In Kansas City, many police officers don’t use the word “choke hold.”
Instead, they’re trained in a technique that uses pressure on the sides of the neck to restrain a noncompliant suspect.
Officers from across the country have come to Kansas City to be trained in proper use of the technique, known as “lateral vascular neck restraint,” or LVNR. The maneuver, its adherents say, is separate from the kind of restraint seen on video involving Eric Garner of Staten Island.
Reaction to the lack of a grand jury indictment in Garner’s death has prompted nationwide dialogue and protests regarding the use of “choke holds.”
Sign Up and Save
Get six months of free digital access to The Kansas City Star
Police union officials in New York have argued that the officer used a takedown move taught by the police department, not a banned maneuver such as a choke hold, because Garner was resisting arrest.
The LVNR technique, trainers said, is not a choke hold but a specific maneuver that restricts blood to and from the brain, making it more difficult for suspects to resist arrest.
When applied properly, the technique does not block a suspect’s airway, said Officer Michael Huth, a defensive tactics and physical training instructor for the Kansas City police, as well as training director for the National Law Enforcement Training Center. The nonprofit center, housed at the Regional Police Academy in Kansas City, North, has trained hundreds of officers in the restraint’s use, he said.
LVNR, when properly used, is safe and effective, Huth said.
“The idea has never been to render somebody unconscious,” he said. “We have had many uses of the LVNR in Kansas City and we have never had a serious injury to an officer or suspect when this is properly applied.”
In contrast, impeding the flow of air will make it more difficult for a suspect to breathe and may actually prompt the suspect to struggle more.

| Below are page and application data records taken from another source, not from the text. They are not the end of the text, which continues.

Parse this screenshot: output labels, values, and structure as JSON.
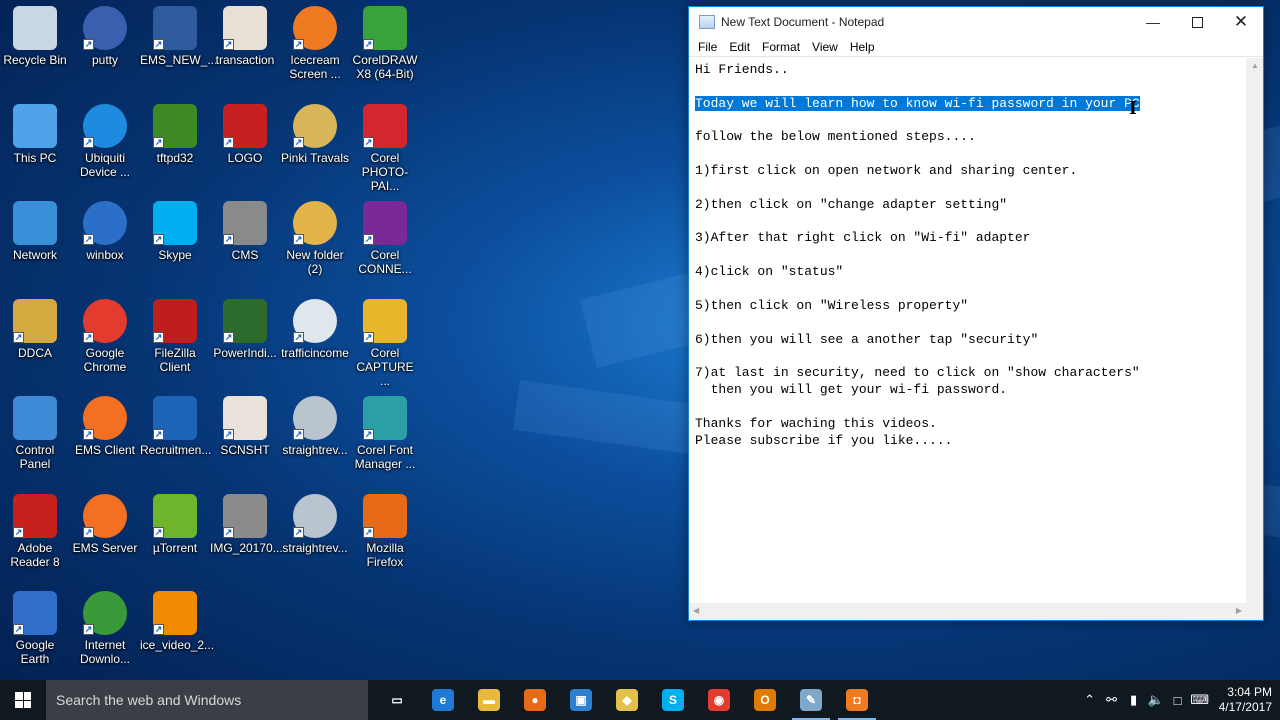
{
  "desktop": {
    "icons": [
      {
        "label": "Recycle Bin",
        "icon": "recycle-bin-icon",
        "color": "#c9d6e4"
      },
      {
        "label": "putty",
        "icon": "putty-icon",
        "color": "#3a5fae"
      },
      {
        "label": "EMS_NEW_...",
        "icon": "ems-new-icon",
        "color": "#2f5b9c"
      },
      {
        "label": "transaction",
        "icon": "transaction-icon",
        "color": "#e9e0d5"
      },
      {
        "label": "Icecream Screen ...",
        "icon": "icecream-icon",
        "color": "#f07a22"
      },
      {
        "label": "CorelDRAW X8 (64-Bit)",
        "icon": "coreldraw-icon",
        "color": "#3aa23c"
      },
      {
        "label": "This PC",
        "icon": "this-pc-icon",
        "color": "#4fa3e8"
      },
      {
        "label": "Ubiquiti Device ...",
        "icon": "ubiquiti-icon",
        "color": "#1f8be0"
      },
      {
        "label": "tftpd32",
        "icon": "tftpd-icon",
        "color": "#3d8a22"
      },
      {
        "label": "LOGO",
        "icon": "logo-icon",
        "color": "#c62020"
      },
      {
        "label": "Pinki Travals",
        "icon": "folder-icon",
        "color": "#d8b45a"
      },
      {
        "label": "Corel PHOTO-PAI...",
        "icon": "corel-photopaint-icon",
        "color": "#d4262e"
      },
      {
        "label": "Network",
        "icon": "network-icon",
        "color": "#3a90d8"
      },
      {
        "label": "winbox",
        "icon": "winbox-icon",
        "color": "#2b6fc8"
      },
      {
        "label": "Skype",
        "icon": "skype-icon",
        "color": "#00aff0"
      },
      {
        "label": "CMS",
        "icon": "cms-webcam-icon",
        "color": "#8a8a8a"
      },
      {
        "label": "New folder (2)",
        "icon": "folder-icon",
        "color": "#e3b44a"
      },
      {
        "label": "Corel CONNE...",
        "icon": "corel-connect-icon",
        "color": "#7a2a96"
      },
      {
        "label": "DDCA",
        "icon": "ddca-icon",
        "color": "#d4a940"
      },
      {
        "label": "Google Chrome",
        "icon": "chrome-icon",
        "color": "#e33b2e"
      },
      {
        "label": "FileZilla Client",
        "icon": "filezilla-icon",
        "color": "#bf1e1e"
      },
      {
        "label": "PowerIndi...",
        "icon": "powerindi-icon",
        "color": "#2d6b2d"
      },
      {
        "label": "trafficincome",
        "icon": "image-file-icon",
        "color": "#dfe6ee"
      },
      {
        "label": "Corel CAPTURE ...",
        "icon": "corel-capture-icon",
        "color": "#e8b62a"
      },
      {
        "label": "Control Panel",
        "icon": "control-panel-icon",
        "color": "#3e8ad6"
      },
      {
        "label": "EMS Client",
        "icon": "ems-client-icon",
        "color": "#f36f21"
      },
      {
        "label": "Recruitmen...",
        "icon": "pdf-icon",
        "color": "#1d63b6"
      },
      {
        "label": "SCNSHT",
        "icon": "image-file-icon",
        "color": "#e9e2da"
      },
      {
        "label": "straightrev...",
        "icon": "image-file-icon",
        "color": "#b9c4cf"
      },
      {
        "label": "Corel Font Manager ...",
        "icon": "corel-font-icon",
        "color": "#2aa0a6"
      },
      {
        "label": "Adobe Reader 8",
        "icon": "adobe-reader-icon",
        "color": "#c8201d"
      },
      {
        "label": "EMS Server",
        "icon": "ems-server-icon",
        "color": "#f36f21"
      },
      {
        "label": "µTorrent",
        "icon": "utorrent-icon",
        "color": "#6fb52c"
      },
      {
        "label": "IMG_20170...",
        "icon": "image-file-icon",
        "color": "#8b8b8b"
      },
      {
        "label": "straightrev...",
        "icon": "image-file-icon",
        "color": "#b9c4cf"
      },
      {
        "label": "Mozilla Firefox",
        "icon": "firefox-icon",
        "color": "#e66a17"
      },
      {
        "label": "Google Earth",
        "icon": "google-earth-icon",
        "color": "#2f6fc9"
      },
      {
        "label": "Internet Downlo...",
        "icon": "internet-download-manager-icon",
        "color": "#3a9a3a"
      },
      {
        "label": "ice_video_2...",
        "icon": "vlc-icon",
        "color": "#f08a00"
      }
    ]
  },
  "notepad": {
    "title": "New Text Document - Notepad",
    "menu": [
      "File",
      "Edit",
      "Format",
      "View",
      "Help"
    ],
    "lines": [
      "Hi Friends..",
      "",
      "Today we will learn how to know wi-fi password in your PC",
      "",
      "follow the below mentioned steps....",
      "",
      "1)first click on open network and sharing center.",
      "",
      "2)then click on \"change adapter setting\"",
      "",
      "3)After that right click on \"Wi-fi\" adapter",
      "",
      "4)click on \"status\"",
      "",
      "5)then click on \"Wireless property\"",
      "",
      "6)then you will see a another tap \"security\"",
      "",
      "7)at last in security, need to click on \"show characters\"",
      "  then you will get your wi-fi password.",
      "",
      "Thanks for waching this videos.",
      "Please subscribe if you like....."
    ],
    "selected_line_index": 2
  },
  "taskbar": {
    "search_placeholder": "Search the web and Windows",
    "apps": [
      {
        "name": "task-view-icon",
        "glyph": "▭",
        "color": "#101820"
      },
      {
        "name": "edge-icon",
        "glyph": "e",
        "color": "#1e7ad6"
      },
      {
        "name": "file-explorer-icon",
        "glyph": "▬",
        "color": "#e8b93a"
      },
      {
        "name": "firefox-icon",
        "glyph": "●",
        "color": "#e66a17"
      },
      {
        "name": "store-icon",
        "glyph": "▣",
        "color": "#2d7fd0"
      },
      {
        "name": "folder-icon",
        "glyph": "◆",
        "color": "#e3c04a"
      },
      {
        "name": "skype-icon",
        "glyph": "S",
        "color": "#00aff0"
      },
      {
        "name": "chrome-icon",
        "glyph": "◉",
        "color": "#e33b2e"
      },
      {
        "name": "outlook-icon",
        "glyph": "O",
        "color": "#e07b00"
      },
      {
        "name": "notepad-icon",
        "glyph": "✎",
        "color": "#7fa7c9"
      },
      {
        "name": "icecream-icon",
        "glyph": "◘",
        "color": "#f07a22"
      }
    ],
    "time": "3:04 PM",
    "date": "4/17/2017"
  }
}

Every Kansas City police officer is trained in the LVNR technique and receives an annual update, said Sgt. Kari Thompson of the Kansas City police. Many officers across the metro area, meanwhile, also receive the training.

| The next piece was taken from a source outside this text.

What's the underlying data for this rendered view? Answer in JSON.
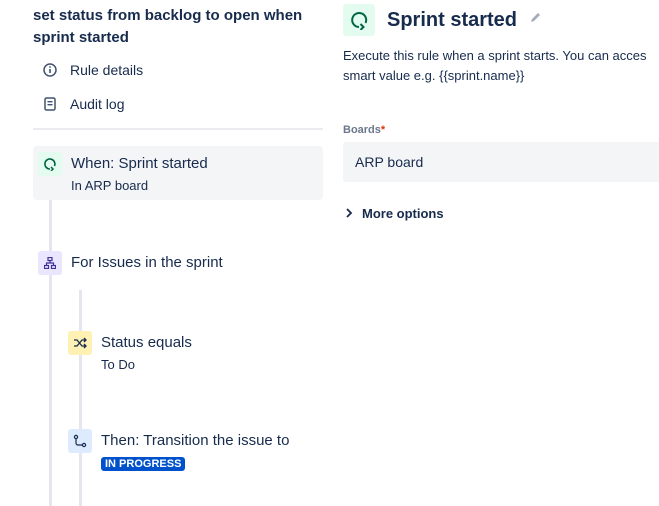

For Olathe police officers, LVNR is included in the department’s “use of force” policy, said Sgt. Brad Caldwell.
For officers in Independence, instruction in LVNR is part of the 48 hours of additional training that every officer must have every three years, said Officer Tom Gentry, department spokesman.
Instructors are certified and the training is taken seriously, Gentry said.
This summer the King County Sheriff’s Office in Washington state resumed training in the LVNR after not using it for 10 years. A former sheriff said it was difficult to guarantee the maneuver would be executed properly, according to news reports.
Last year a Spokane, Wash., man died after a confrontation with Spokane County sheriff’s deputies who used both a Taser and LVNR in subduing a suspect. After the suspect’s death, a medical examiner said he had died of oxygen deprivation, but that he also had suffered from heart issues.
The Overland Park police force, meanwhile, does not currently train its officers in the use of LVNR, said Gary Mason, department spokesman. The department’s policy was re-evaluated several years ago.
“We teach a variety of other methods in order to gain compliance or control of the subject,” he said.
The term “LVNR” is trademarked to differentiate it from other methods of restraint.
Officers from about 500 public safety agencies have been trained at the national center, Huth said, and the technique currently is being used by officers for more than 400 police departments.
Some departments, he added, are reluctant to train officers in a technique that involves circling a suspect’s neck.
Such reluctance, he added, is understandable “if you don’t hold your people to a very high standard.”
The Associated Press contributed to this report.
To reach Brian Burnes, call 816-234-4120 or send email to email@example.com.